_PROBLEM STATEMENT_
Filter the listing below, keeping only the lines with the word "this".

╔══

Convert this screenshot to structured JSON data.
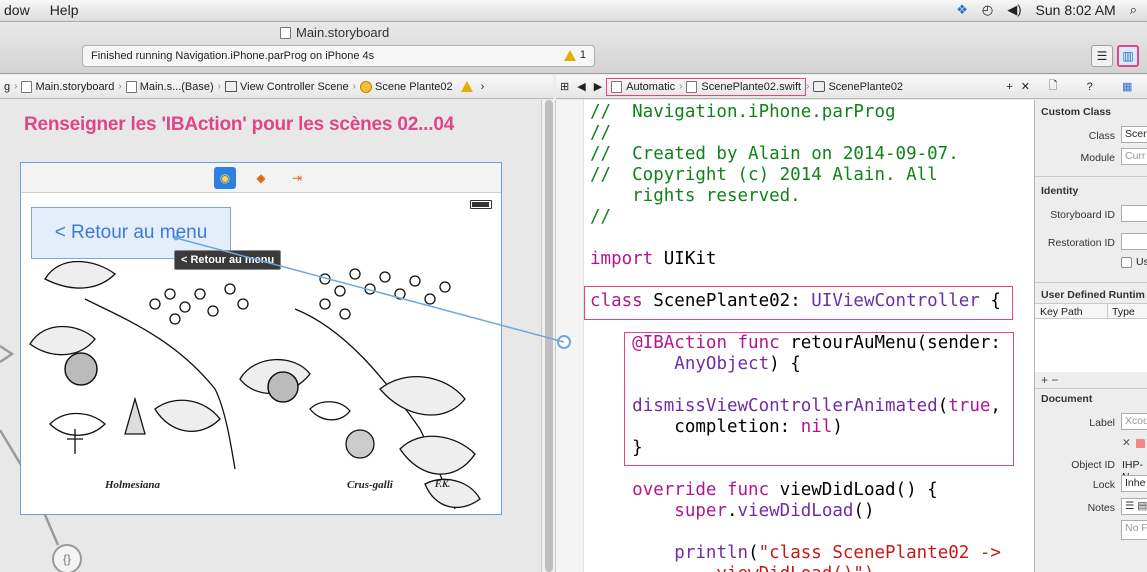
{
  "menubar": {
    "items": [
      "dow",
      "Help"
    ],
    "clock": "Sun 8:02 AM"
  },
  "toolbar": {
    "window_title": "Main.storyboard",
    "activity_text": "Finished running Navigation.iPhone.parProg on iPhone 4s",
    "warning_count": "1"
  },
  "jump_left": {
    "items": [
      "Main.storyboard",
      "Main.s...(Base)",
      "View Controller Scene",
      "Scene Plante02"
    ]
  },
  "jump_right": {
    "mode": "Automatic",
    "file": "ScenePlante02.swift",
    "symbol": "ScenePlante02"
  },
  "canvas": {
    "annotation": "Renseigner les 'IBAction' pour les scènes 02...04",
    "back_button_label": "< Retour au menu",
    "tooltip": "< Retour au menu",
    "caption_left": "Holmesiana",
    "caption_right": "Crus-galli",
    "caption_initials": "F.K."
  },
  "code": [
    [
      "//  Navigation.iPhone.parProg",
      "com"
    ],
    [
      "//",
      "com"
    ],
    [
      "//  Created by Alain on 2014-09-07.",
      "com"
    ],
    [
      "//  Copyright (c) 2014 Alain. All",
      "com"
    ],
    [
      "    rights reserved.",
      "com"
    ],
    [
      "//",
      "com"
    ],
    [
      "",
      "plain"
    ],
    [
      "import UIKit",
      "import"
    ],
    [
      "",
      "plain"
    ],
    [
      "class ScenePlante02: UIViewController {",
      "class"
    ],
    [
      "",
      "plain"
    ],
    [
      "    @IBAction func retourAuMenu(sender:",
      "action"
    ],
    [
      "        AnyObject) {",
      "anyobj"
    ],
    [
      "",
      "plain"
    ],
    [
      "    dismissViewControllerAnimated(true,",
      "dismiss"
    ],
    [
      "        completion: nil)",
      "completion"
    ],
    [
      "    }",
      "plain"
    ],
    [
      "",
      "plain"
    ],
    [
      "    override func viewDidLoad() {",
      "override"
    ],
    [
      "        super.viewDidLoad()",
      "super"
    ],
    [
      "",
      "plain"
    ],
    [
      "        println(\"class ScenePlante02 ->",
      "println"
    ],
    [
      "            viewDidLoad()\")",
      "str"
    ]
  ],
  "inspector": {
    "custom_class_header": "Custom Class",
    "class_label": "Class",
    "class_value": "Scene",
    "module_label": "Module",
    "module_value": "Curr",
    "identity_header": "Identity",
    "storyboard_id_label": "Storyboard ID",
    "restoration_id_label": "Restoration ID",
    "use_label": "Us",
    "runtime_header": "User Defined Runtim",
    "key_path_col": "Key Path",
    "type_col": "Type",
    "add_remove": "+ −",
    "document_header": "Document",
    "label_label": "Label",
    "label_value": "Xcod",
    "object_id_label": "Object ID",
    "object_id_value": "IHP-N",
    "lock_label": "Lock",
    "lock_value": "Inhe",
    "notes_label": "Notes",
    "notes_value": "No F"
  },
  "colors": {
    "highlight": "#e0448a",
    "comment": "#11821a",
    "keyword": "#b0178f",
    "type": "#6e2ea7",
    "string": "#c41a16",
    "link": "#6fa6e0"
  }
}
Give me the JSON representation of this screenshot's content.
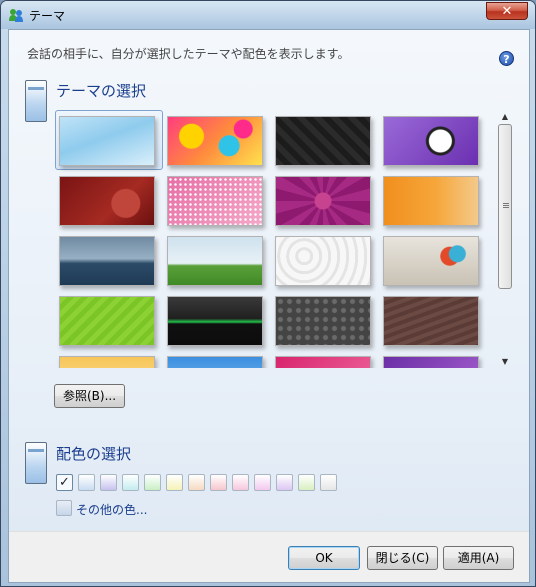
{
  "window": {
    "title": "テーマ",
    "close_glyph": "✕"
  },
  "description": "会話の相手に、自分が選択したテーマや配色を表示します。",
  "help_glyph": "?",
  "theme_section": {
    "title": "テーマの選択",
    "browse_button": "参照(B)...",
    "thumbnails": [
      {
        "name": "sky-light-blue",
        "selected": true
      },
      {
        "name": "colorful-paisley"
      },
      {
        "name": "dark-pattern"
      },
      {
        "name": "purple-skull"
      },
      {
        "name": "red-love-swirl"
      },
      {
        "name": "pink-halftone"
      },
      {
        "name": "magenta-heart"
      },
      {
        "name": "orange-grass"
      },
      {
        "name": "sea-plane"
      },
      {
        "name": "green-field"
      },
      {
        "name": "white-waves"
      },
      {
        "name": "chameleon"
      },
      {
        "name": "lime-stripes"
      },
      {
        "name": "dark-green-wave"
      },
      {
        "name": "gray-damask"
      },
      {
        "name": "brown-lines"
      },
      {
        "name": "yellow-sky"
      },
      {
        "name": "blue-sky"
      },
      {
        "name": "pink-abstract"
      },
      {
        "name": "purple-abstract"
      }
    ]
  },
  "color_section": {
    "title": "配色の選択",
    "check_glyph": "✓",
    "swatches": [
      "#f7fbff",
      "#c9dcf2",
      "#c6c2ef",
      "#c4ecef",
      "#c9f0c4",
      "#f4f2b8",
      "#f6d9c2",
      "#f6c6cc",
      "#f8c6dc",
      "#f3c8f0",
      "#dcc6f3",
      "#d8f0c0",
      "#e6e6e6"
    ],
    "other_colors": "その他の色..."
  },
  "buttons": {
    "ok": "OK",
    "close": "閉じる(C)",
    "apply": "適用(A)"
  },
  "colors": {
    "title_link": "#1a3e8c",
    "accent": "#3c7fb1"
  }
}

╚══

_ANSWER SECTION_
Convert this screenshot to structured JSON data.
Give me the JSON representation of this screenshot's content.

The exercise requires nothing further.